This is a second post in what might become a series regarding DevOps, and DevOps transformation. Unfortunately for you, I speak my mind when I feel like it, so there is no master plan behind my ranting. First post was about choosing a strategy when transforming a managed services team towards DevOps.
This second step may not come necessarily after that first step 🙂 You get to choose.
In a way, I have the feeling that DevOps is close to what ITIL is : a toolbox where you can select which parts you would like to apply, and the way to implement them.
So new topic : how to target or build the team which will start the DevOps initiative in your organization?
There are several indicators that you can use to make this selection. None is an absolute, once again, these are pointers to which team would better succeed in applying DevOps principles. There is no sure shot, no magic finger method 🙂

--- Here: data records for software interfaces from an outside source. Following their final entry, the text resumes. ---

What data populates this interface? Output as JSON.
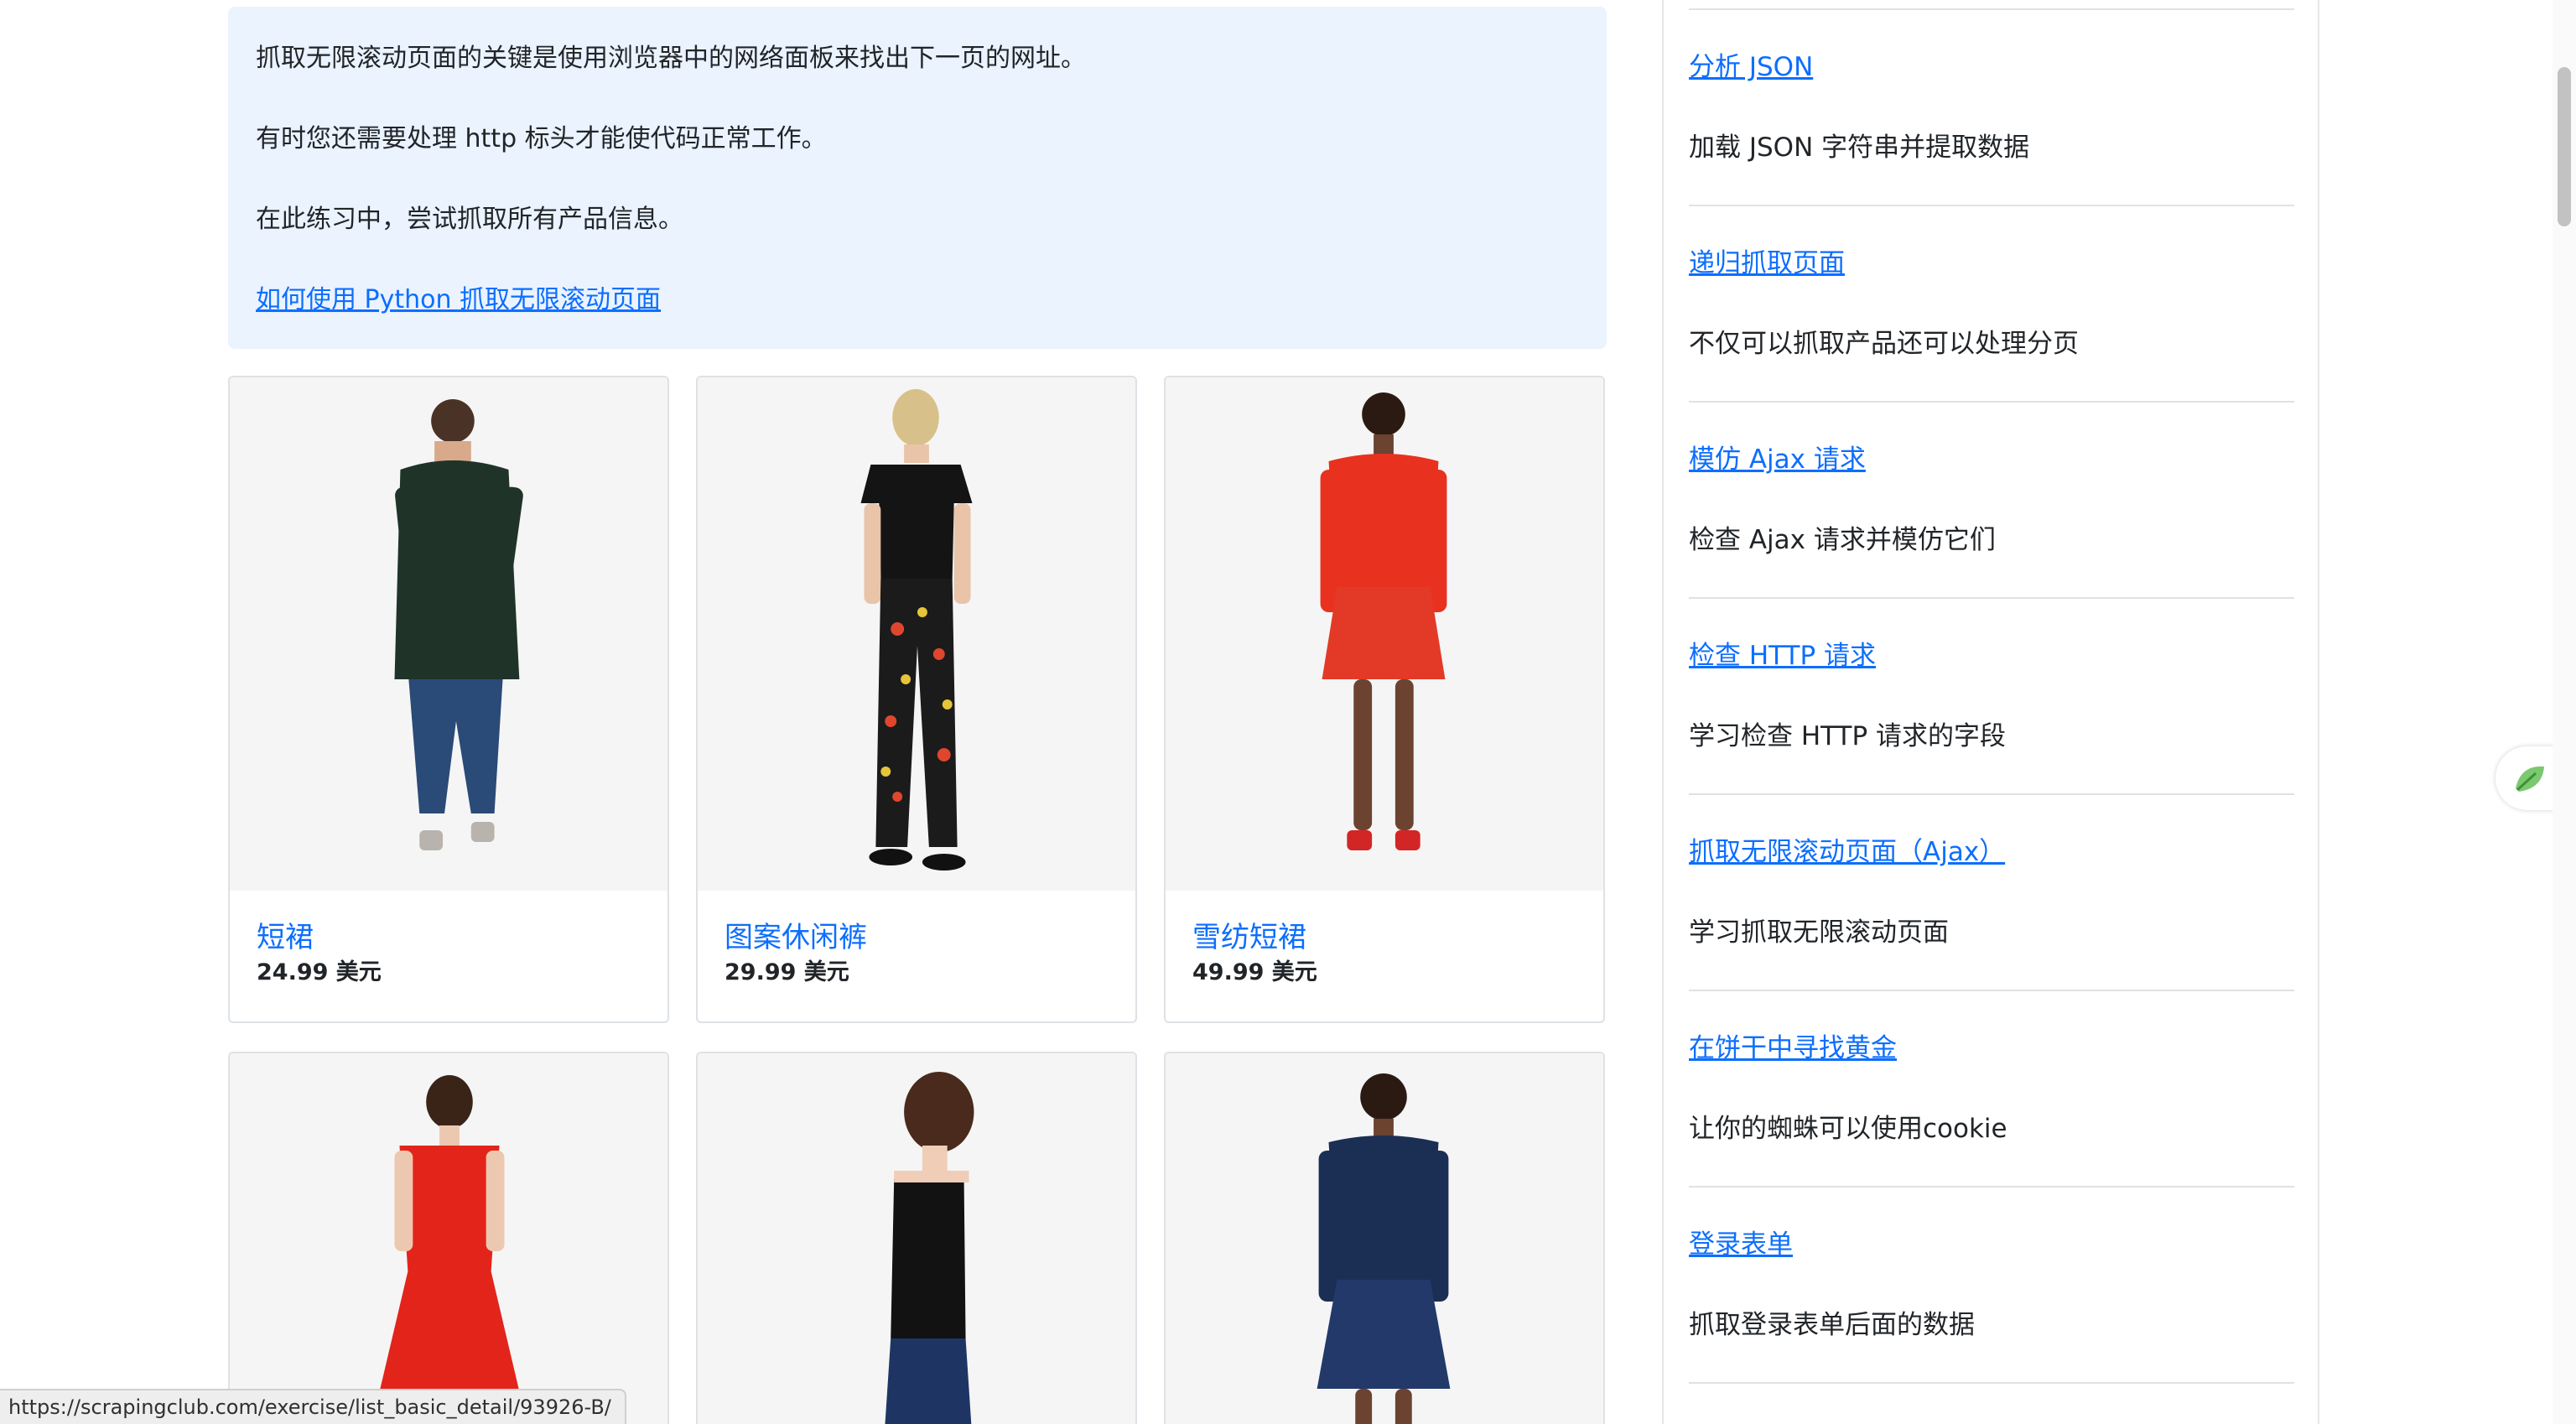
{
  "intro": {
    "lines": [
      "抓取无限滚动页面的关键是使用浏览器中的网络面板来找出下一页的网址。",
      "有时您还需要处理 http 标头才能使代码正常工作。",
      "在此练习中，尝试抓取所有产品信息。"
    ],
    "link_label": "如何使用 Python 抓取无限滚动页面"
  },
  "products": [
    {
      "name": "短裙",
      "price": "24.99 美元"
    },
    {
      "name": "图案休闲裤",
      "price": "29.99 美元"
    },
    {
      "name": "雪纺短裙",
      "price": "49.99 美元"
    },
    {
      "name": "",
      "price": ""
    },
    {
      "name": "",
      "price": ""
    },
    {
      "name": "",
      "price": ""
    }
  ],
  "sidebar": {
    "items": [
      {
        "title": "分析 JSON",
        "desc": "加载 JSON 字符串并提取数据"
      },
      {
        "title": "递归抓取页面",
        "desc": "不仅可以抓取产品还可以处理分页"
      },
      {
        "title": "模仿 Ajax 请求",
        "desc": "检查 Ajax 请求并模仿它们"
      },
      {
        "title": "检查 HTTP 请求",
        "desc": "学习检查 HTTP 请求的字段"
      },
      {
        "title": "抓取无限滚动页面（Ajax）",
        "desc": "学习抓取无限滚动页面"
      },
      {
        "title": "在饼干中寻找黄金",
        "desc": "让你的蜘蛛可以使用cookie"
      },
      {
        "title": "登录表单",
        "desc": "抓取登录表单后面的数据"
      }
    ]
  },
  "status_bar": {
    "url": "https://scrapingclub.com/exercise/list_basic_detail/93926-B/"
  },
  "colors": {
    "link": "#0d6efd",
    "info_bg": "#eaf3fe"
  }
}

The obvious criteria is to pick a team, of future team members that are already aware of DevOps, and willing to make the move. Of course these would be the people that will help you succeed in the first move, and show the rest of the world that it can be done, and bring very positive outcomes.
The second flag that should be raised is tied to one of the main outcome of DevOps : software delivery. If you have a team that is already struggling to get a reliable software delivery in place, and is willing to put the effort into building the organization and tools to get there, then you have a probable winner 🙂 On the opposite, if you try to convince a team that they need to move to DevOps when they are convinced their software is delivered efficiently and reliably, you’re going to hit a wall. Basically it would come down to convincing them that they are doing a poor job and are not even aware of that. Maybe not the right target for your first DevOps project.
The last one brings us to my favorite topic, outside of tech stuff : business outcome!
Of course, the aim of a transformation within your organization should always be mindful of the business outcome. Imagine you pick a team that is working on a neglected piece of software that no one cares about, and of which customers are just happy of the current situation. I do not think you would get the visibility and traction, not to mention willingness if you try to initiate your DevOps transformation in there. On the other hand, if you manage to get a team working on a new flagship product, that gets the attention of the CxOs, and has a need to show modern and reliable software delivery… you have a winner!
Once you’ve chosen your dream team, and start working, remember that DevOps, as always, is about people, not just tools.
The key thing to take away stems from common sense, and has been given by someone who did try and implement multiple Agile/DevOps organizations: “if you start with bad people and give them a smart way to work together, they won’t become smart by themselves”. Alright, I must admit the original quote was much harsher, but I cannot write it here 🙂
PS : I tend to keep these article short, and do not dive into each topic. This is done on purpose, not just by laziness. If you need to go deeper in each topic, just ask, or get a good read 🙂